“When we turned in old tanks, the main thing we were interested in was scavenging all the parts we could out of the heater. The only people doing it were the ones that had gone through the winter before. The other people were like, ‘it doesn’t matter; we’ll be alright.’ ‘OK,’ I said.”
Sullivan said the tank was the initial reason why he chose to become a member of the American Legion in Dayton six years ago instead of one closer to his home in Augusta County. After a visit one day, he decided to join.
“The people were real nice,” he said. “So, I decided to stay on here with it and I’ve enjoyed it.”
Sullivan was named April’s Veteran of the Month by the American Legion in Dayton.
Post Commander Kenneth W. Hilbert said Sullivan was chosen for his commitment and dedication.
“He is outstanding,” he said. “He drives from Waynesboro for every meeting. Every other Saturday morning, he is here at 1 o’clock [a.m.] to help do chicken. He is always willing to do whatever I ask, no mouth, no nothing and I am mighty proud to nominate him Veteran of the Month.”
Time In Service
Sullivan didn’t have to join the military. He was in college at the time and was offered a teaching job that would have prevented him from being drafted into Vietnam.
But he felt an obligation to serve his country. It’s something he said his parents taught him since he was born on D-Day; June 6, 1944.
In February 1966, he attended basic training at Fort Stewart, Ga. Sullivan said it was the first and last time since the 40s that the Army held basic training at the base.

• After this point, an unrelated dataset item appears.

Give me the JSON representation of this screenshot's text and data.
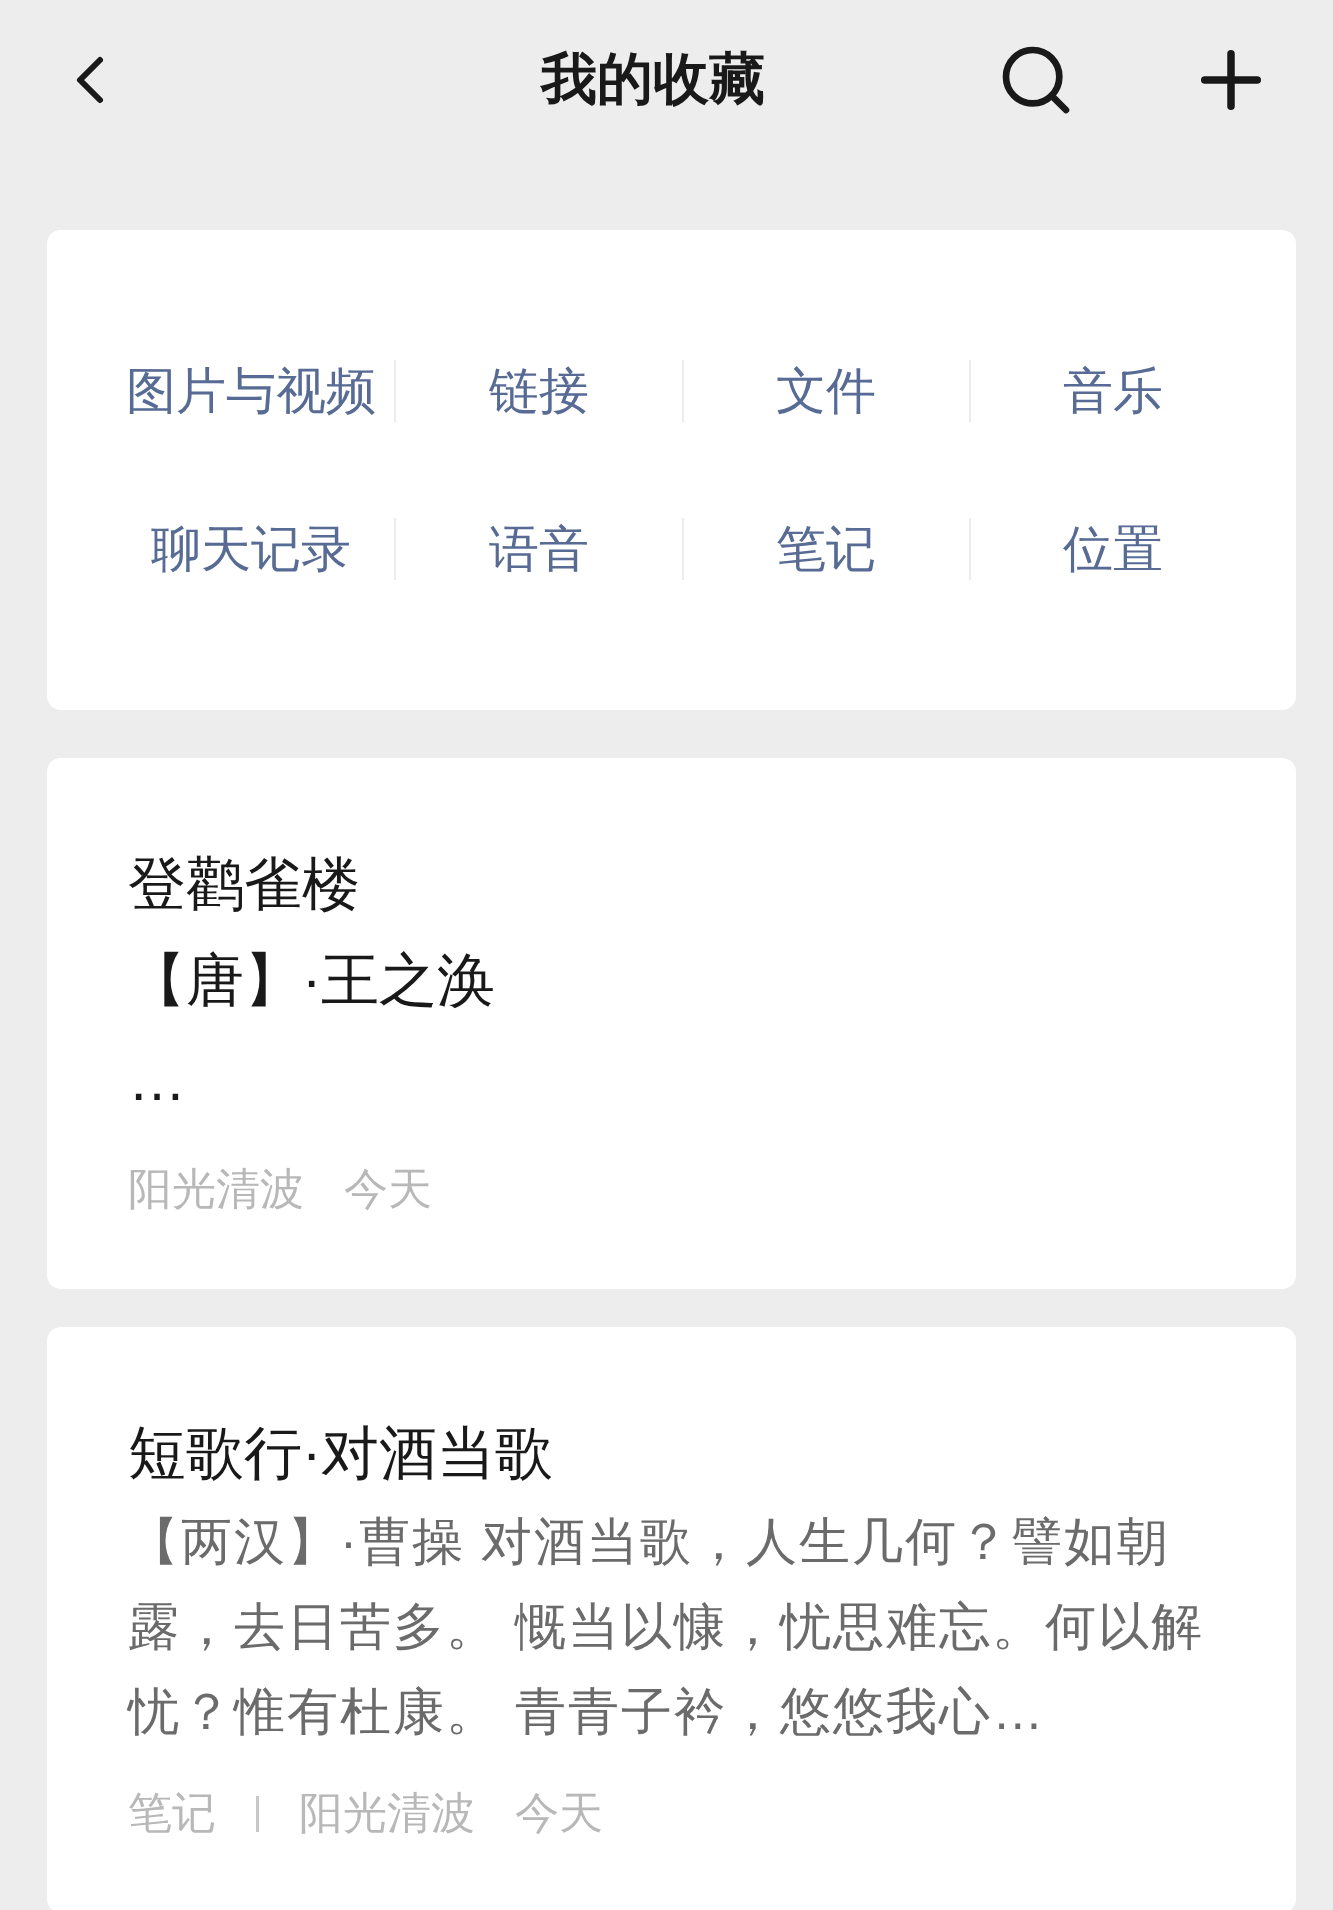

After completing his tank school in September, he was sent to Germany where he was attached to the 3rd Infantry Division.

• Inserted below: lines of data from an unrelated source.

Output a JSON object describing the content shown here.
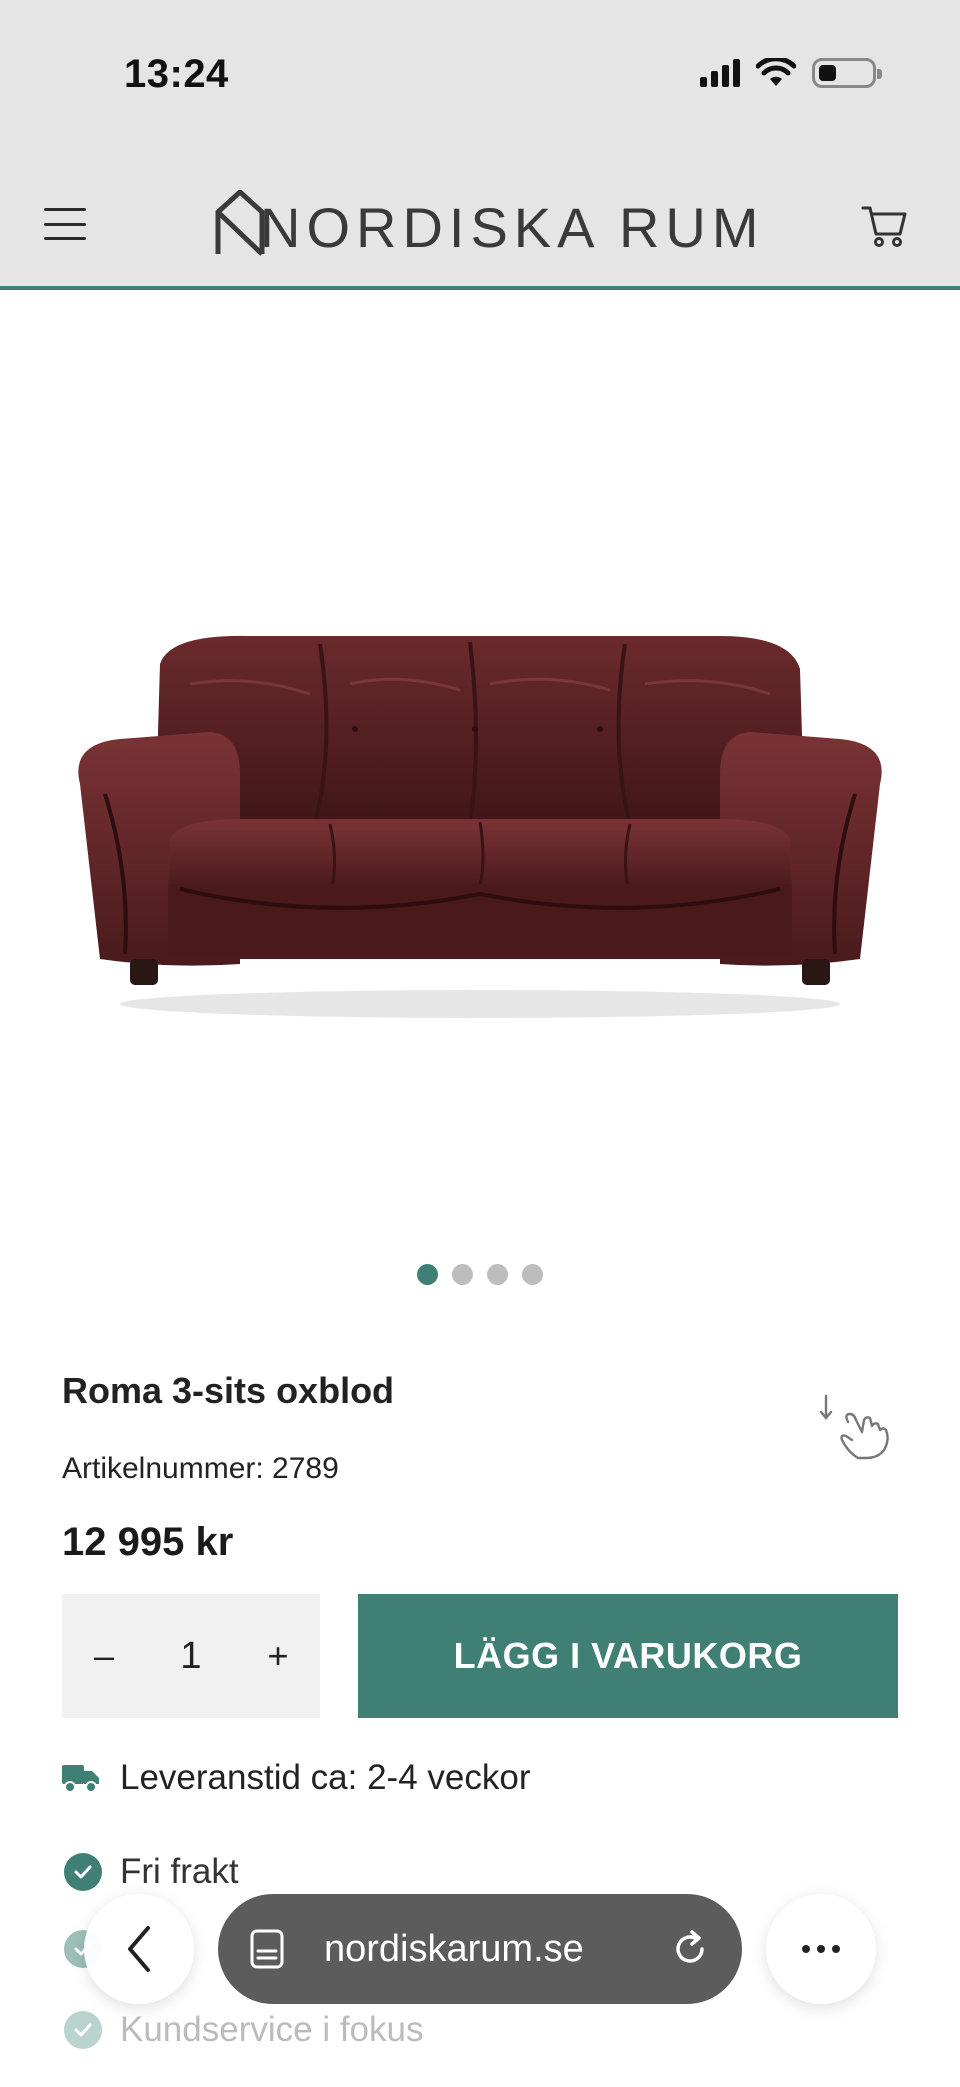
{
  "status_bar": {
    "time": "13:24",
    "battery_level": 0.3
  },
  "header": {
    "brand": "NORDISKA RUM",
    "menu_icon": "hamburger-icon",
    "cart_icon": "cart-icon"
  },
  "gallery": {
    "image": "sofa-photo",
    "slide_count": 4,
    "active_slide": 1
  },
  "product": {
    "title": "Roma 3-sits oxblod",
    "sku_label": "Artikelnummer: 2789",
    "price": "12 995 kr",
    "quantity": "1",
    "qty_minus": "–",
    "qty_plus": "+",
    "add_to_cart": "LÄGG I VARUKORG",
    "delivery": "Leveranstid ca: 2-4 veckor"
  },
  "usps": [
    "Fri frakt",
    "Kundservice i fokus"
  ],
  "browser": {
    "url": "nordiskarum.se"
  },
  "colors": {
    "accent": "#3f7f74",
    "header_bg": "#e5e5e5"
  }
}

He said he was fortunate not to be sent to Vietnam.
“I had a lot of friends that went there, and some didn’t come back,” he said. “And like in Iraq and Afghanistan, a lot of them didn’t come back very whole.

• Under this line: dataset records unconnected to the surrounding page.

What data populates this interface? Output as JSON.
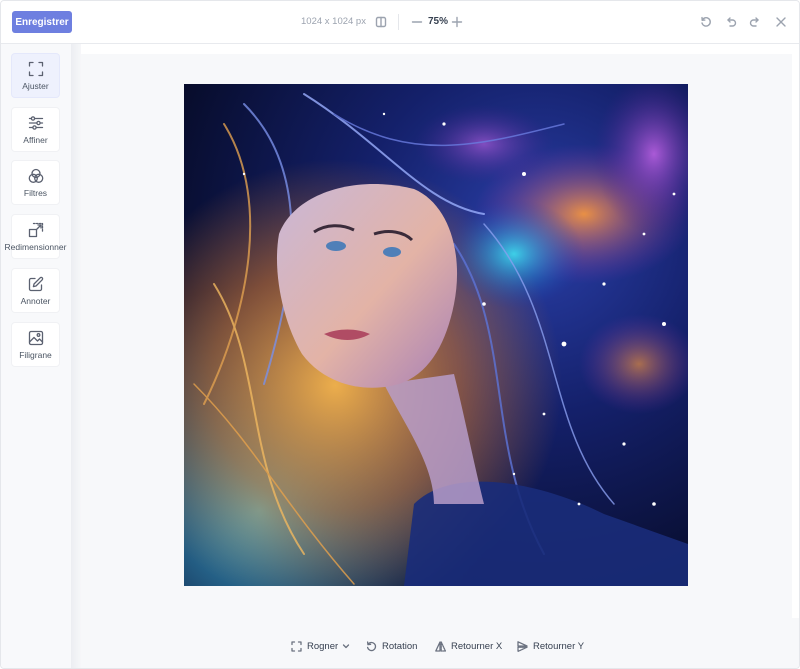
{
  "toolbar": {
    "save_label": "Enregistrer",
    "dimensions": "1024 x 1024 px",
    "zoom": "75%"
  },
  "sidebar": {
    "items": [
      {
        "label": "Ajuster",
        "icon": "fullscreen-icon",
        "active": true
      },
      {
        "label": "Affiner",
        "icon": "sliders-icon",
        "active": false
      },
      {
        "label": "Filtres",
        "icon": "filters-icon",
        "active": false
      },
      {
        "label": "Redimensionner",
        "icon": "resize-icon",
        "active": false
      },
      {
        "label": "Annoter",
        "icon": "edit-icon",
        "active": false
      },
      {
        "label": "Filigrane",
        "icon": "watermark-image-icon",
        "active": false
      }
    ]
  },
  "bottom": {
    "crop": "Rogner",
    "rotation": "Rotation",
    "flip_x": "Retourner X",
    "flip_y": "Retourner Y"
  },
  "colors": {
    "accent": "#6e7fe0",
    "active_bg": "#eef1fd"
  }
}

“They suffered traumatic injuries whether they were injured or not. It took them a long time to get over it.”
One such guy was a high school pal he ran into a few months ago.
“He didn’t think he was ever going to get over [the war],” Sullivan said. “He told me, ‘They are going to try one more time to straighten me out, and if that don’t work, I think I am lost to humanity.’ That is just a terrible way to think about yourself. He was laughing at the same time he was saying it, but he wasn’t really joking about it. He was serious.”
Sullivan said Vietnam veterans had it rough.
“The thing that got me, and I didn’t understand, when we came out, they told us ‘don’t wear your uniforms home, you will be harassed at the airport.’ I thought it was they would harass you wanting you to buy stuff. I didn’t have any idea. I didn’t run across any [war protestors], but I talked to other people and they were cursed at and spit on and everything coming home.
“It’s bad enough being there, but then coming home and facing that. That would have had to be totally demoralizing.
Time After Time
After being discharged in 1968, Sullivan found himself back in the Valley doing construction. Then he decided to use his GI bill to attend James Madison University after a long hiatus from college.
“The worst problem I found being out 10 years, was math majors coming out of high school had more [knowledge] than I did with three years of college,” he said. “So, a math major was out of the question. So, I switched to geology with a minor in mathematics.”
Sullivan graduated in 1977 and a short while later took a building trade teaching position in Nelson County. After two years there, he taught carpentry at Valley Vocational-Technical School in Fishersville.
Sullivan retired in 2006 and now spends his time between baby-sitting his grandkids in Harrisonburg, his home in Augusta County and the American Legion.